Compromise or optimize? The breakpoint anti-median

FieldValue
dc.contributor.authorLarlee, Caroline A
dc.contributor.authorBrandts, Alex
dc.contributor.authorSankoff, David
dc.date.accessioned2016-12-19T04:17:06Z
dc.date.available2016-12-19T04:17:06Z
dc.date.issued2016-12-15
dc.identifier.urihttp://dx.doi.org/10.1186/s12859-016-1340-y
dc.identifier.urihttp://hdl.handle.net/10393/35610
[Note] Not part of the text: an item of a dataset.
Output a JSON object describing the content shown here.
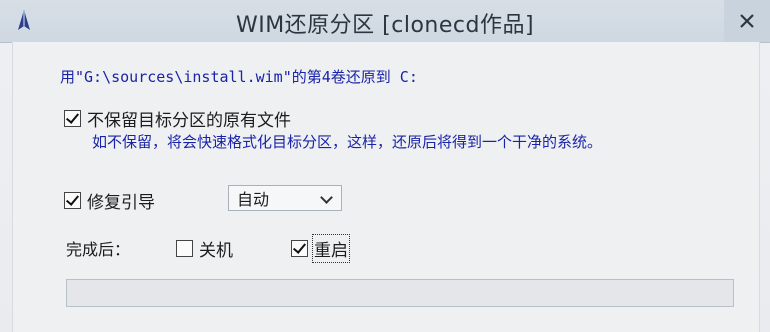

dc.description.abstractAbstract Background The median of k≥3 genomes was originally defined to find a compromise genome indicative of a common ancestor. However, in gene order comparisons, the usual definitions based on minimizing the sum of distances to the input genomes lead to degenerate medians reflecting only one of the input genomes. “Near-medians”, consisting of equal samples of gene adjacencies from all the input genomes, were designed to restore the idea of compromise to the median problem. Result We explore adjacency sampling constructions in full generality in the case k=3, with given overlapping sets of adjacencies in the three genomes, where all adjacencies in two-way or three-way overlaps are included in the sample. We require the construction to be maximal, in the sense that no additional proportion of adjacencies from any of the genomes may be added without violating the local linearity of the genome. We discover that in incorporating as many adjacencies as possible, evenly from all the input genomes, we are actually maximizing, rather than minimizing, the sum of distances over all other maximal sampling schemes. Conclusions We propose to explore compromise instead of parsimony as the organizing principle for the small phylogeny problem.
dc.titleCompromise or optimize? The breakpoint anti-median
dc.typeJournal Article
dc.date.updated2016-12-19T04:17:06Z
dc.language.rfc3066en
dc.rights.holderThe Author(s)
CollectionLibre accès - Publications // Open Access - Publications

Files